There is a word that appears in the hymnography of the Church which is prominent in Great Lent and in Holy Week. That word is stavrotheotokion.  If we look at this compound word and break it down to its component parts we can recognize a couple of fairly familiar Greek words, Stavro – Greek for cross and Theotokos, the Mother of God. Now, we can connect the concepts The Theotokos and the Cross.  The Stavrotheotokion is a troparion (short hymn with a theme usually sung after a verse of psalm), which is a manifestation of true human emotions.  It is a poetic expression of the pain, sorrow and astonishment of a mother beholding her Son and her God on the Cross. These verses of theology and tenderness are heard in many of the services of the Great Lent, but reach their zenith in the services of the Holy Passion. The Theotokos expresses the wonder of us all.  The awe, which could only be articulated by a mother who has kept a secret for many years (“and his mother kept all these things in her heart” Luke 2, 51).  The identity of her Son as the incarnate God was known the Theotokos since the Annunciation. Now at the Cross she suffers a new mystery, the inscrutability of her Son and Creator taking on death by His own free choice.  Each of these verses proclaims the truth of Christ’s condescension.

…”Woe is me beloved Child, light of my eyes!  Thou has hung the earth above the waters, how can you endure to be nailed upon the Tree between two evildoers.”  – Vespers of Tuesday in the Third Week.

Nonetheless, the Virgin stands by the cross, hour by hour true to her mission to intercede for the entire world.  Her pain is palpable.  Her lament is moving and yet there is true nobility in her devotion.  When all the disciples, except John the Beloved, had fled because of their fear, she and the other women stood there unafraid. St. Romanos the Melodist has captured her grief and her consolation in a kontakion (a combination of troparia of the same structure, connect alphabetically or acrostically) used on Great and Holy Friday.  As we, the Church prepare for Holy Week and the revelation of the pain and suffering of Christ, Our Lord and God we will also be reminded of the deep sorrow of His mother as she stands by the Cross with pain in her heart and tears in her eyes. The dialogue between the Theotokos and her Son becomes the revelation of God’s plan of salvation in poetry. This kontakion is lyrical theology, the stavrotheotokion with the voice of response by our Crucified Lord. Christ assures the Theotokos just as she witnesses his hanging on the Cross, she would receive the grace of being the first to see His glorious resurrection.

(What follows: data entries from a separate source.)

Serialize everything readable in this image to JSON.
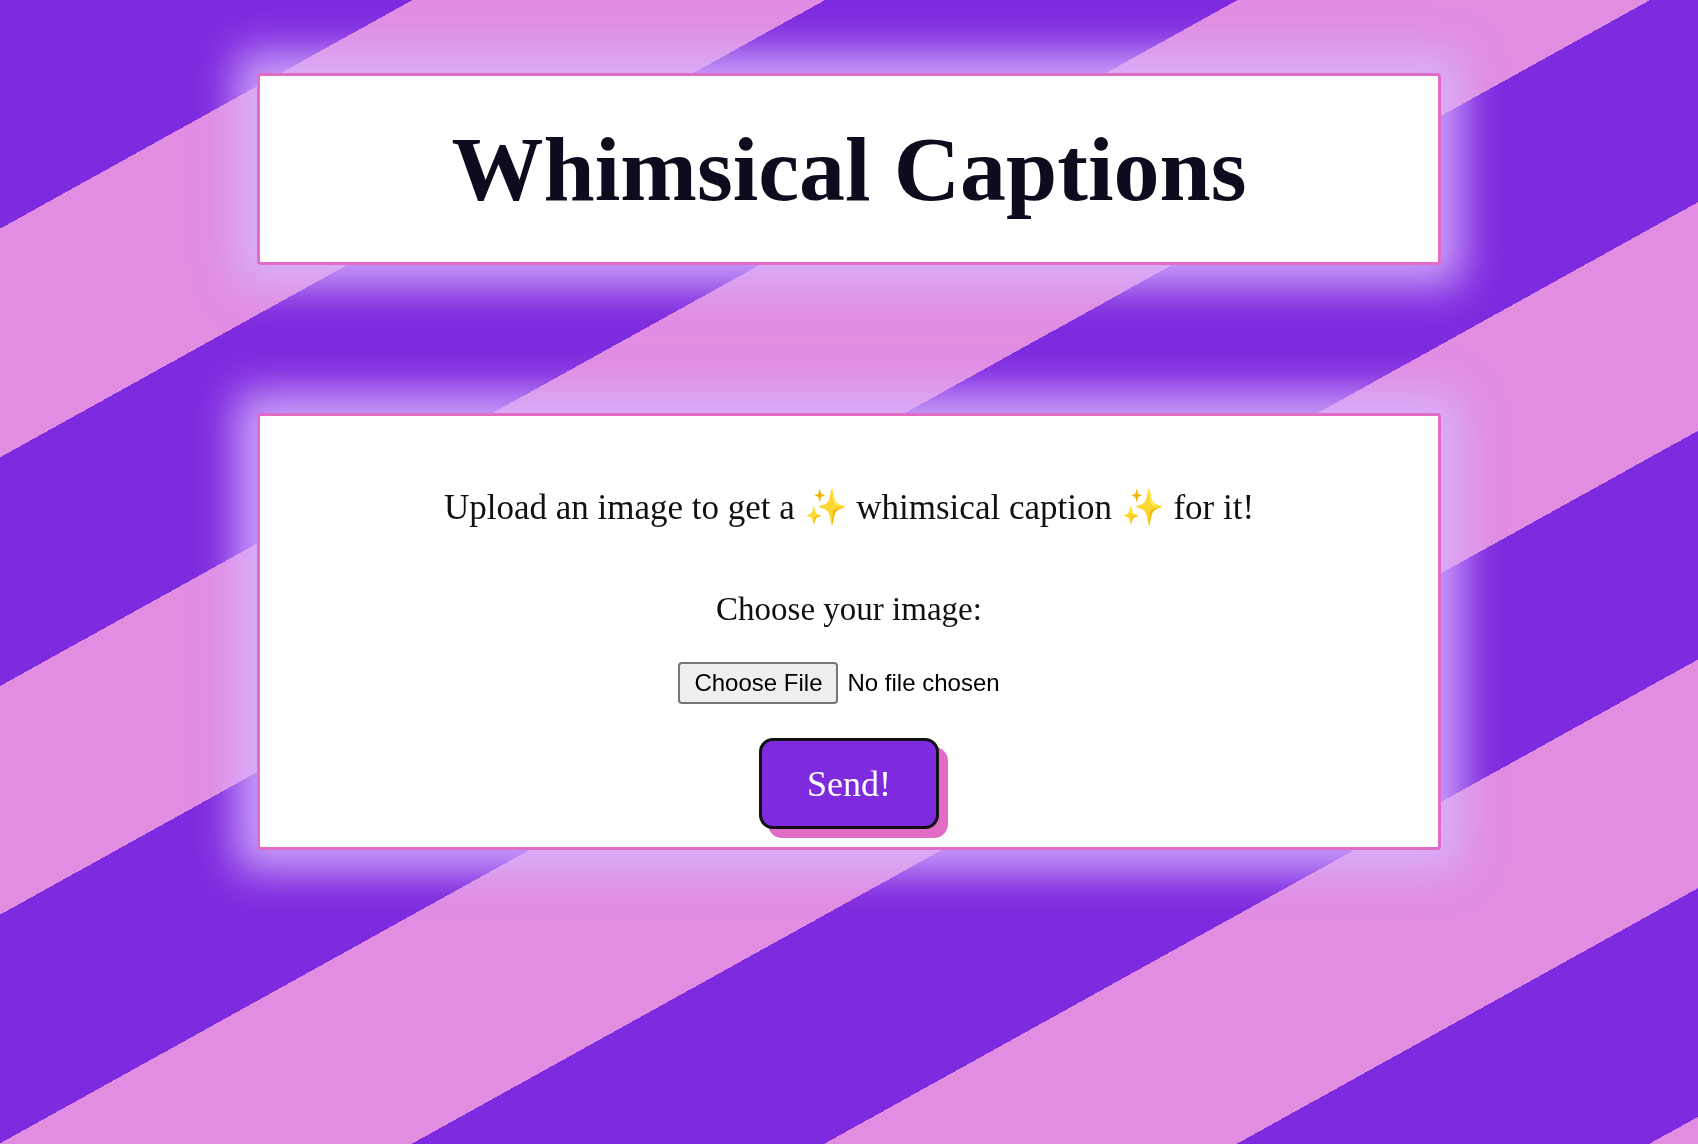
{
  "title": "Whimsical Captions",
  "upload": {
    "intro": "Upload an image to get a ✨ whimsical caption ✨ for it!",
    "label": "Choose your image:",
    "file_button": "Choose File",
    "file_status": "No file chosen",
    "submit": "Send!"
  }
}
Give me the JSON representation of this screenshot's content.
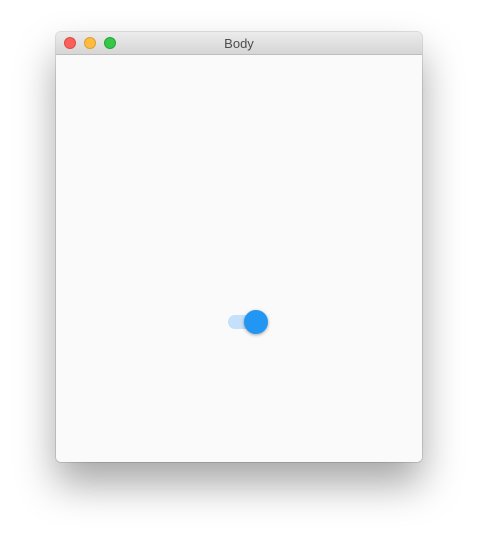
{
  "window": {
    "title": "Body"
  },
  "switch": {
    "checked": true,
    "thumb_color": "#2196f3",
    "track_color": "#c5e0fa"
  },
  "traffic_lights": {
    "close_color": "#fc605b",
    "minimize_color": "#fdbc40",
    "maximize_color": "#34c84a"
  }
}
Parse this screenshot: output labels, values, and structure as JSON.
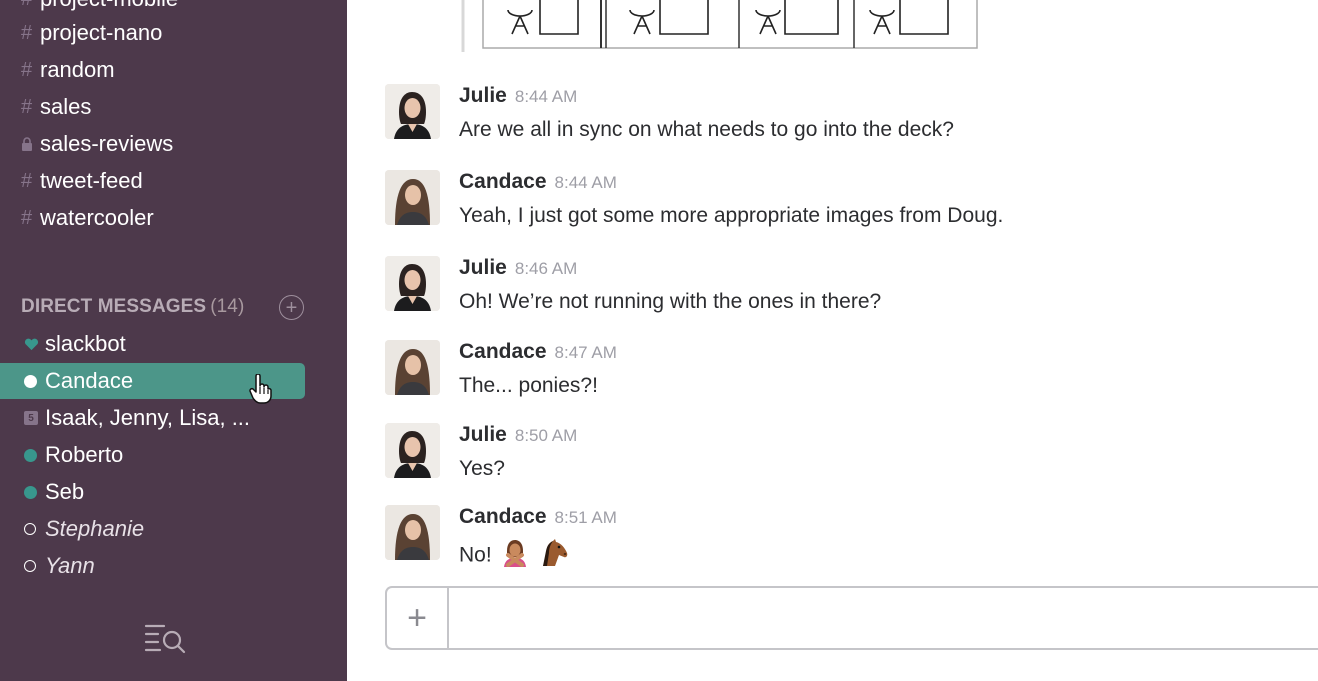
{
  "sidebar": {
    "channels": [
      {
        "name": "project-mobile",
        "type": "public"
      },
      {
        "name": "project-nano",
        "type": "public"
      },
      {
        "name": "random",
        "type": "public"
      },
      {
        "name": "sales",
        "type": "public"
      },
      {
        "name": "sales-reviews",
        "type": "private"
      },
      {
        "name": "tweet-feed",
        "type": "public"
      },
      {
        "name": "watercooler",
        "type": "public"
      }
    ],
    "direct_messages_header": "DIRECT MESSAGES",
    "direct_messages_count": "(14)",
    "direct_messages": [
      {
        "name": "slackbot",
        "presence": "heart"
      },
      {
        "name": "Candace",
        "presence": "active-selected"
      },
      {
        "name": "Isaak, Jenny, Lisa, ...",
        "presence": "group",
        "group_count": "5"
      },
      {
        "name": "Roberto",
        "presence": "online"
      },
      {
        "name": "Seb",
        "presence": "online"
      },
      {
        "name": "Stephanie",
        "presence": "away"
      },
      {
        "name": "Yann",
        "presence": "away"
      }
    ]
  },
  "messages": [
    {
      "author": "Julie",
      "time": "8:44 AM",
      "text": "Are we all in sync on what needs to go into the deck?"
    },
    {
      "author": "Candace",
      "time": "8:44 AM",
      "text": "Yeah, I just got some more appropriate images from Doug."
    },
    {
      "author": "Julie",
      "time": "8:46 AM",
      "text": "Oh! We’re not running with the ones in there?"
    },
    {
      "author": "Candace",
      "time": "8:47 AM",
      "text": "The... ponies?!"
    },
    {
      "author": "Julie",
      "time": "8:50 AM",
      "text": "Yes?"
    },
    {
      "author": "Candace",
      "time": "8:51 AM",
      "text": "No!"
    }
  ],
  "composer": {
    "plus_label": "+",
    "placeholder": ""
  },
  "colors": {
    "sidebar_bg": "#4d394b",
    "active_item": "#4c9689",
    "presence_online": "#38978d"
  }
}
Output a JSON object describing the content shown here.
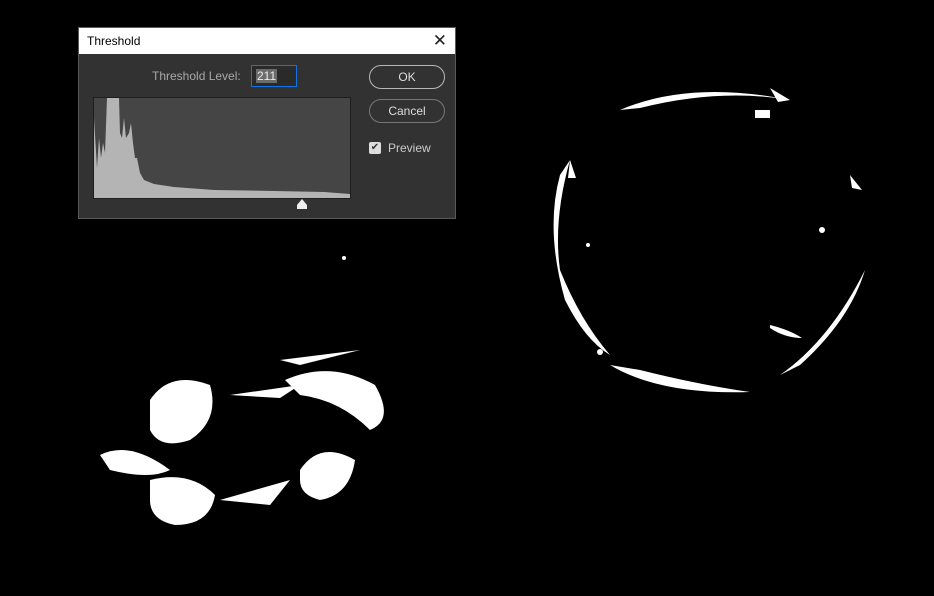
{
  "dialog": {
    "title": "Threshold",
    "close_icon": "close-icon",
    "threshold_level_label": "Threshold Level:",
    "threshold_level_value": "211",
    "ok_label": "OK",
    "cancel_label": "Cancel",
    "preview_label": "Preview",
    "preview_checked": true,
    "slider_value": 211,
    "colors": {
      "accent": "#1473e6",
      "panel": "#323232",
      "histogram": "#b4b4b4"
    }
  }
}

“Courage, Mother because you will see me first on my coming from the tomb.  I am coming to show you by how many toils I ransomed  Adam and how much I sweated for his sake. I shall show it to my friends by showing the marks in my hands and then you will see Eve, Mother, living as before, and you will cry out with joy:  ‘He has saved my forebears, my Son and my God.’*

*(St. Romanos the Melodist. On the Life of Christ: Kontakia. Translated by Archimandrite Ephrem Lash. Edited by Kerry Brown, The Sacred Literature Series. New York et al.: HarperCollins Publishers, 1995, p. 148).